Our first snow usually comes around Christmas Day, our last snow sometime in April. The biggest month is probably March. It's a good day when the kids don't have to go to school, and everyone is out shoveling, drinking hot drinks, watching the dogs run through the drifts. You can even cross country or snow shoe right out your door. They beauty of the woods in the snow is worth the price of admission.
The best part is that we rarely have wind down here, so no chill factor! Even on a 20 degree day, you can go out in comfortable clothes (don't need your arctic jacket) and work or play. Even my chihuahua's reject a coat most of the time. The ice on the street and wood decks can be treacherous!
Power outages? That depends of course. Power can be taken our by branches hitting lines, cars hitting poles, wires crossed or arcing. How quickly will it be restored? It obviously varies. If power is out in town too, know that we are at the end of the line, and we will be last to get reconnected. So sit back, build a fire, light some candles and enjoy the quiet. Move your perishables into a cooler out on your porch (take advantage of the cold) and break out a good book. Or turn on your generator and feel smug! It's up to you how inconvenienced you are. You might find it fun being unplugged for awhile. When I see the guys working on the pole across the street, I take them hot coffee and cookies to encourage them. They'll tell me the truth about how long, as opposed to the phone hotline that ALWAYS says 2 hours. Oh yeah, be sure to keep a plug in non-electronic phone on hand.
There is a weather blog on Cascadeshores.org, and if you are watching the news, pay more attention to Blue Canyon weather (on Hwy80) than Grass Valley. We are only a ridge away from Blue Canyon, and we have pretty much the same weather (more so than Nev City).
When it's not snowing, we have pretty much the same weather as Nevada City. temp wise, which is between 40-60 for the most part. Cold snaps of 20-32 are fairly short, and the rest of the time it's a pleasant range.
So, that's my take on "winter in the shores." Hope this has been helpful.

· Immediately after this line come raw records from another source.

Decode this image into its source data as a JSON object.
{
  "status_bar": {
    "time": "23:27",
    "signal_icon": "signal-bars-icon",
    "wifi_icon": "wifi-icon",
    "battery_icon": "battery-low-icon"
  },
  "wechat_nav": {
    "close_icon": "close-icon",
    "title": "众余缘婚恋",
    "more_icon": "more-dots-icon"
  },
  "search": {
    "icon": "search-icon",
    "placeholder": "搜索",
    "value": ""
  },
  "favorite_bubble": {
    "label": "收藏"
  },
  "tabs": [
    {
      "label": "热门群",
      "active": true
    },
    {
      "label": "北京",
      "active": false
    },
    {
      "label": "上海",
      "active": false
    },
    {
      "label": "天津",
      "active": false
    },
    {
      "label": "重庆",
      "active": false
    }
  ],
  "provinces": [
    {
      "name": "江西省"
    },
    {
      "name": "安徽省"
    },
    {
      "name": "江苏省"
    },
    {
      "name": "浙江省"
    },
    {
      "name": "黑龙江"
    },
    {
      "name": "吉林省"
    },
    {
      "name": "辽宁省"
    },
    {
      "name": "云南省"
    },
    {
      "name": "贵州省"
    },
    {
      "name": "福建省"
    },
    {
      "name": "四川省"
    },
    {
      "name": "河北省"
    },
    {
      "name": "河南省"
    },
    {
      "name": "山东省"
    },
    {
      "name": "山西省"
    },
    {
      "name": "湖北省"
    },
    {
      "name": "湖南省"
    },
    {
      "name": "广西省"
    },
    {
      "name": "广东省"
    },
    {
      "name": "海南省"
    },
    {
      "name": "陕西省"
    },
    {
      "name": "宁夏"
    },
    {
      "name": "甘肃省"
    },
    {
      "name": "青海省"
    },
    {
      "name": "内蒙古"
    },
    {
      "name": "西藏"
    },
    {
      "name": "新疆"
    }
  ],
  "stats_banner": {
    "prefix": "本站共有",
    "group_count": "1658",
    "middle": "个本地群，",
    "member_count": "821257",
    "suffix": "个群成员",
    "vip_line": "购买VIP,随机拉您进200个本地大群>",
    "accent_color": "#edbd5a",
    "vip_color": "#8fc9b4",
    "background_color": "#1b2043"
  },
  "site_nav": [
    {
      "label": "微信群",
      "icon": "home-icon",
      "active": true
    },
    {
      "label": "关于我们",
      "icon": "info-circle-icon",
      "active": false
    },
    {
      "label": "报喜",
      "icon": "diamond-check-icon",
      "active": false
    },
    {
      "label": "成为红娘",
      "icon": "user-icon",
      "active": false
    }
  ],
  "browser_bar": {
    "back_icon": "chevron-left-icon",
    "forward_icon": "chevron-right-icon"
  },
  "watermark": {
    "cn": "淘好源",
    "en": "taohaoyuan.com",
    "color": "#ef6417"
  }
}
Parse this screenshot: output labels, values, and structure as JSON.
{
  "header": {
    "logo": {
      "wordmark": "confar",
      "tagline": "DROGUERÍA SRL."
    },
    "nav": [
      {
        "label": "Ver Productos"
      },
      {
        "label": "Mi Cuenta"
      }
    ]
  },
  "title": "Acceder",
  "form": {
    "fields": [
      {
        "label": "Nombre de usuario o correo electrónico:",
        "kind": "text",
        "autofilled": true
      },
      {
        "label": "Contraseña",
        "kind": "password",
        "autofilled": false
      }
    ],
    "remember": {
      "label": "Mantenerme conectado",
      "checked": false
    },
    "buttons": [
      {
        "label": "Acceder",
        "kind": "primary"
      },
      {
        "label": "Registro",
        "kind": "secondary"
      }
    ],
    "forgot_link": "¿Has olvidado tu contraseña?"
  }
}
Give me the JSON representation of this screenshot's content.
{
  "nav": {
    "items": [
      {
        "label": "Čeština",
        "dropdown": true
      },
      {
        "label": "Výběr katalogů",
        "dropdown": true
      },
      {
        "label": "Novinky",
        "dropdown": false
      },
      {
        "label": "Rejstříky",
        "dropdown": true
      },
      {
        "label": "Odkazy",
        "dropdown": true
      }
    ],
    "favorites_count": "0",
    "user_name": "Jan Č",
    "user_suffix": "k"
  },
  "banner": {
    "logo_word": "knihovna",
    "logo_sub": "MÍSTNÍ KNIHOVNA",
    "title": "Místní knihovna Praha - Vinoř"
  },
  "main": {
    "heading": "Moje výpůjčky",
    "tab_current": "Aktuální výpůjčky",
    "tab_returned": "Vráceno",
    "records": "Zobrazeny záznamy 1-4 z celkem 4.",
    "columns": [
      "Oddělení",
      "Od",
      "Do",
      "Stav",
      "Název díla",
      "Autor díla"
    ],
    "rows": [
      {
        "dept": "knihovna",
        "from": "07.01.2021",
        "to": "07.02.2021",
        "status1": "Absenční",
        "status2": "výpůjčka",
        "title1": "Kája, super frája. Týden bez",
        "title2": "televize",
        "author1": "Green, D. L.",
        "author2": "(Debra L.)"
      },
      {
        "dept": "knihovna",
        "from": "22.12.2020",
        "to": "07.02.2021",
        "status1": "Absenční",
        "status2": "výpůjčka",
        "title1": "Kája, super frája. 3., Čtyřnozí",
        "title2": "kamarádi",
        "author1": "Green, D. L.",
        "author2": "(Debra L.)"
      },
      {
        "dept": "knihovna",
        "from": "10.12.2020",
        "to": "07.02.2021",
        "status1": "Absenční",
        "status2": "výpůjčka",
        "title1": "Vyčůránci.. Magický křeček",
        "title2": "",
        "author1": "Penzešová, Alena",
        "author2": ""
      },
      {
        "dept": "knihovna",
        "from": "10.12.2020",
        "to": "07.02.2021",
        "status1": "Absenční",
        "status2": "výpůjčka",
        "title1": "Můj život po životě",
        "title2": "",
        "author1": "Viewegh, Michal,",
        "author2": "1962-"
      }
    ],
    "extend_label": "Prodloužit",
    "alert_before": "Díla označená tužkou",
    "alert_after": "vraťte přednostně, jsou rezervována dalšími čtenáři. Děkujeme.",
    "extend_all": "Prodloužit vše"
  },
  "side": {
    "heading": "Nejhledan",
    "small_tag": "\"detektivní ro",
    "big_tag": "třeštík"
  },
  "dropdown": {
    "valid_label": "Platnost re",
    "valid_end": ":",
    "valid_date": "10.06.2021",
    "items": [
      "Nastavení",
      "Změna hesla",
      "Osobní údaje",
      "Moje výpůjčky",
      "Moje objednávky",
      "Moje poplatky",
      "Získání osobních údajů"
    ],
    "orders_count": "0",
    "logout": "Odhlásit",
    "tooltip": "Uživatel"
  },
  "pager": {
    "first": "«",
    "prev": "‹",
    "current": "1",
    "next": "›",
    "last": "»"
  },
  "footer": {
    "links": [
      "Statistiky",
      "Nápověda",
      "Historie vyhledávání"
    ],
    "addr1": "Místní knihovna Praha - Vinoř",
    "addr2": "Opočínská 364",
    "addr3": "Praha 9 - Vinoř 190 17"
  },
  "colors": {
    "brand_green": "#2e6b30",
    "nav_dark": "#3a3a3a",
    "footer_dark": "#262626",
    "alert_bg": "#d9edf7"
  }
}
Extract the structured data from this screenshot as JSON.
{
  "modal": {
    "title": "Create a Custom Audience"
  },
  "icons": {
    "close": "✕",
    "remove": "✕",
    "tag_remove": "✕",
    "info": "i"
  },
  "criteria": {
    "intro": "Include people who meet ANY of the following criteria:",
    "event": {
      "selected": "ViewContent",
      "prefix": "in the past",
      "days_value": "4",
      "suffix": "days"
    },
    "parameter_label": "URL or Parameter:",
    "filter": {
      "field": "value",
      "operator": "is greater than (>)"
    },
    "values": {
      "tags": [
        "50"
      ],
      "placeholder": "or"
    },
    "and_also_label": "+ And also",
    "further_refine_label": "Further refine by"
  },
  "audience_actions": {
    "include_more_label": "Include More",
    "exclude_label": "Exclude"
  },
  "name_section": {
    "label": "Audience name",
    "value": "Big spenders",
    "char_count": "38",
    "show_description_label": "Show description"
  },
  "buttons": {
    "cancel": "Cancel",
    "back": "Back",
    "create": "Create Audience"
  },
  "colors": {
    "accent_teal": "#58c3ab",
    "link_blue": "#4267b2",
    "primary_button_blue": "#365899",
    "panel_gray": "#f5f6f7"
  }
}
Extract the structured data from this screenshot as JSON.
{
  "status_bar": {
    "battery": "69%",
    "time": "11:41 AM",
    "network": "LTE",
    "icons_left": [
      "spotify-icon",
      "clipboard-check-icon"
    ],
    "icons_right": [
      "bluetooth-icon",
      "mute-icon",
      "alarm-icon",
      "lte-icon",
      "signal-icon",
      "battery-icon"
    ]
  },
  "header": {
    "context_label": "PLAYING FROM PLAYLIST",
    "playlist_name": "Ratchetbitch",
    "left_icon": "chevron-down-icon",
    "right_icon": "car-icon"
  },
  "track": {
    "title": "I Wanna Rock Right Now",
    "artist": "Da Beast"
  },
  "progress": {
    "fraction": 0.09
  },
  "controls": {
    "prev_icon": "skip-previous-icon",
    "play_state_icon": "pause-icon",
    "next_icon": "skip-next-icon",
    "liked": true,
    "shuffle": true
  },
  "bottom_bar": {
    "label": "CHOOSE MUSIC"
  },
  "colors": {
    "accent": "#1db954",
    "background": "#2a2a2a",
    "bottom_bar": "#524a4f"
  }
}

PS: A good reason to pay the $100 optional homeowners fee is you get a GREAT discount on Surburban Propane. That will help you stay warm and use your gas stove when the power does go out!